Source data
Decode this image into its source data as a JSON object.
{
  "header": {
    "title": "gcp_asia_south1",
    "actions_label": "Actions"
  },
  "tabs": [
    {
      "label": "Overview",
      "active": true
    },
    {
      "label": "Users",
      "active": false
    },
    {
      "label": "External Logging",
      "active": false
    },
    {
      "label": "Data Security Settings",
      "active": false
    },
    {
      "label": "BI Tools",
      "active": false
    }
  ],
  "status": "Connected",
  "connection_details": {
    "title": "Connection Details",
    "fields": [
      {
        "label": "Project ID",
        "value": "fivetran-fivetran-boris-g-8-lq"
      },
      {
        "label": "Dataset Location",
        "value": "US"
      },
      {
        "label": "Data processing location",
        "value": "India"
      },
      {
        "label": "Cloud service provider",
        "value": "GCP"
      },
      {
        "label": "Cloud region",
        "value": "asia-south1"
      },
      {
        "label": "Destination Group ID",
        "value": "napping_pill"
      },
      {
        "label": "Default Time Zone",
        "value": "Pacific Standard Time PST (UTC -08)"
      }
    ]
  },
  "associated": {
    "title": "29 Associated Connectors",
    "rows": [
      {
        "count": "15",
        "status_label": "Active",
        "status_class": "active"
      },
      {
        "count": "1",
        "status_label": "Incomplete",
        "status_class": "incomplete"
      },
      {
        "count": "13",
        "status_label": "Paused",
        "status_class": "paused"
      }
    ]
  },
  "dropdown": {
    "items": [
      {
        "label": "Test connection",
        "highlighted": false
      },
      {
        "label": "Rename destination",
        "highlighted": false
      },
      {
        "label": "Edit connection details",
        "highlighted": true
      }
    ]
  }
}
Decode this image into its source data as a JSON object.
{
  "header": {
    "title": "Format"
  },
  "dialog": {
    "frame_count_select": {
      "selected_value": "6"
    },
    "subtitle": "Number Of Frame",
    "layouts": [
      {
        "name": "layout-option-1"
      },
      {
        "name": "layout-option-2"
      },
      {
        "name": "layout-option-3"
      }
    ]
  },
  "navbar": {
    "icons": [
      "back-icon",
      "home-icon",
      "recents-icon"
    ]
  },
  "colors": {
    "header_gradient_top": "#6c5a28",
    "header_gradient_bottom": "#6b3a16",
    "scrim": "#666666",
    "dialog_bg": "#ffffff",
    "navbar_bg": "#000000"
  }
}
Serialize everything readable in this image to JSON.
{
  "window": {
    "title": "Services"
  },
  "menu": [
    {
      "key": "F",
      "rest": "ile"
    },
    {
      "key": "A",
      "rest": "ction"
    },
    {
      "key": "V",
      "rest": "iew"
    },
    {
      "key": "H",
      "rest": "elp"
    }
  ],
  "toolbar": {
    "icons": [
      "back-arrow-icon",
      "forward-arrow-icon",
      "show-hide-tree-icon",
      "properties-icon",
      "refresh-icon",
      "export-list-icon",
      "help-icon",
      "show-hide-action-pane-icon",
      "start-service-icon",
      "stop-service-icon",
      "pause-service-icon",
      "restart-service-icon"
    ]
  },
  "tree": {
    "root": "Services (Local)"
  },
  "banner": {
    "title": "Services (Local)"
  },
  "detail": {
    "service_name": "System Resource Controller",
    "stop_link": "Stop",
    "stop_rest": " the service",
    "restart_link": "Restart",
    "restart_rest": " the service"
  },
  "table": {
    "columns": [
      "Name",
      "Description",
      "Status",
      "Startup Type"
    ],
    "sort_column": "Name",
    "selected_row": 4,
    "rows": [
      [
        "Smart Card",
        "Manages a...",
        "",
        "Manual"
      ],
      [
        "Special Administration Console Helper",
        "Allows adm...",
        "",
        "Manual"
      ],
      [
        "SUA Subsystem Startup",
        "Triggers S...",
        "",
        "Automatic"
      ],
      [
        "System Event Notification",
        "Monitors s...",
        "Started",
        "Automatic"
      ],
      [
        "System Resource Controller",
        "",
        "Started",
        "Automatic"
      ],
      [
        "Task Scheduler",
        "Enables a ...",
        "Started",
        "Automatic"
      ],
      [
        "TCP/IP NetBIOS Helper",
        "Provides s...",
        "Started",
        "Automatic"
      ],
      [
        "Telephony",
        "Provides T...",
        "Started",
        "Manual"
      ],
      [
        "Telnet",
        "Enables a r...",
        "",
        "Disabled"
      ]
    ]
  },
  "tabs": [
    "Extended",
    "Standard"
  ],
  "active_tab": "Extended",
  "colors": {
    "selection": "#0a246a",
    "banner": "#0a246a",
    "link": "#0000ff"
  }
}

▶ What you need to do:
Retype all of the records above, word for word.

▶ Response to the task:
Decode this image into its source data as a JSON object.
{
  "header": {
    "title": "gcp_asia_south1",
    "actions_label": "Actions"
  },
  "tabs": [
    {
      "label": "Overview",
      "active": true
    },
    {
      "label": "Users",
      "active": false
    },
    {
      "label": "External Logging",
      "active": false
    },
    {
      "label": "Data Security Settings",
      "active": false
    },
    {
      "label": "BI Tools",
      "active": false
    }
  ],
  "status": "Connected",
  "connection_details": {
    "title": "Connection Details",
    "fields": [
      {
        "label": "Project ID",
        "value": "fivetran-fivetran-boris-g-8-lq"
      },
      {
        "label": "Dataset Location",
        "value": "US"
      },
      {
        "label": "Data processing location",
        "value": "India"
      },
      {
        "label": "Cloud service provider",
        "value": "GCP"
      },
      {
        "label": "Cloud region",
        "value": "asia-south1"
      },
      {
        "label": "Destination Group ID",
        "value": "napping_pill"
      },
      {
        "label": "Default Time Zone",
        "value": "Pacific Standard Time PST (UTC -08)"
      }
    ]
  },
  "associated": {
    "title": "29 Associated Connectors",
    "rows": [
      {
        "count": "15",
        "status_label": "Active",
        "status_class": "active"
      },
      {
        "count": "1",
        "status_label": "Incomplete",
        "status_class": "incomplete"
      },
      {
        "count": "13",
        "status_label": "Paused",
        "status_class": "paused"
      }
    ]
  },
  "dropdown": {
    "items": [
      {
        "label": "Test connection",
        "highlighted": false
      },
      {
        "label": "Rename destination",
        "highlighted": false
      },
      {
        "label": "Edit connection details",
        "highlighted": true
      }
    ]
  }
}
Decode this image into its source data as a JSON object.
{
  "header": {
    "title": "Format"
  },
  "dialog": {
    "frame_count_select": {
      "selected_value": "6"
    },
    "subtitle": "Number Of Frame",
    "layouts": [
      {
        "name": "layout-option-1"
      },
      {
        "name": "layout-option-2"
      },
      {
        "name": "layout-option-3"
      }
    ]
  },
  "navbar": {
    "icons": [
      "back-icon",
      "home-icon",
      "recents-icon"
    ]
  },
  "colors": {
    "header_gradient_top": "#6c5a28",
    "header_gradient_bottom": "#6b3a16",
    "scrim": "#666666",
    "dialog_bg": "#ffffff",
    "navbar_bg": "#000000"
  }
}
Serialize everything readable in this image to JSON.
{
  "window": {
    "title": "Services"
  },
  "menu": [
    {
      "key": "F",
      "rest": "ile"
    },
    {
      "key": "A",
      "rest": "ction"
    },
    {
      "key": "V",
      "rest": "iew"
    },
    {
      "key": "H",
      "rest": "elp"
    }
  ],
  "toolbar": {
    "icons": [
      "back-arrow-icon",
      "forward-arrow-icon",
      "show-hide-tree-icon",
      "properties-icon",
      "refresh-icon",
      "export-list-icon",
      "help-icon",
      "show-hide-action-pane-icon",
      "start-service-icon",
      "stop-service-icon",
      "pause-service-icon",
      "restart-service-icon"
    ]
  },
  "tree": {
    "root": "Services (Local)"
  },
  "banner": {
    "title": "Services (Local)"
  },
  "detail": {
    "service_name": "System Resource Controller",
    "stop_link": "Stop",
    "stop_rest": " the service",
    "restart_link": "Restart",
    "restart_rest": " the service"
  },
  "table": {
    "columns": [
      "Name",
      "Description",
      "Status",
      "Startup Type"
    ],
    "sort_column": "Name",
    "selected_row": 4,
    "rows": [
      [
        "Smart Card",
        "Manages a...",
        "",
        "Manual"
      ],
      [
        "Special Administration Console Helper",
        "Allows adm...",
        "",
        "Manual"
      ],
      [
        "SUA Subsystem Startup",
        "Triggers S...",
        "",
        "Automatic"
      ],
      [
        "System Event Notification",
        "Monitors s...",
        "Started",
        "Automatic"
      ],
      [
        "System Resource Controller",
        "",
        "Started",
        "Automatic"
      ],
      [
        "Task Scheduler",
        "Enables a ...",
        "Started",
        "Automatic"
      ],
      [
        "TCP/IP NetBIOS Helper",
        "Provides s...",
        "Started",
        "Automatic"
      ],
      [
        "Telephony",
        "Provides T...",
        "Started",
        "Manual"
      ],
      [
        "Telnet",
        "Enables a r...",
        "",
        "Disabled"
      ]
    ]
  },
  "tabs": [
    "Extended",
    "Standard"
  ],
  "active_tab": "Extended",
  "colors": {
    "selection": "#0a246a",
    "banner": "#0a246a",
    "link": "#0000ff"
  }
}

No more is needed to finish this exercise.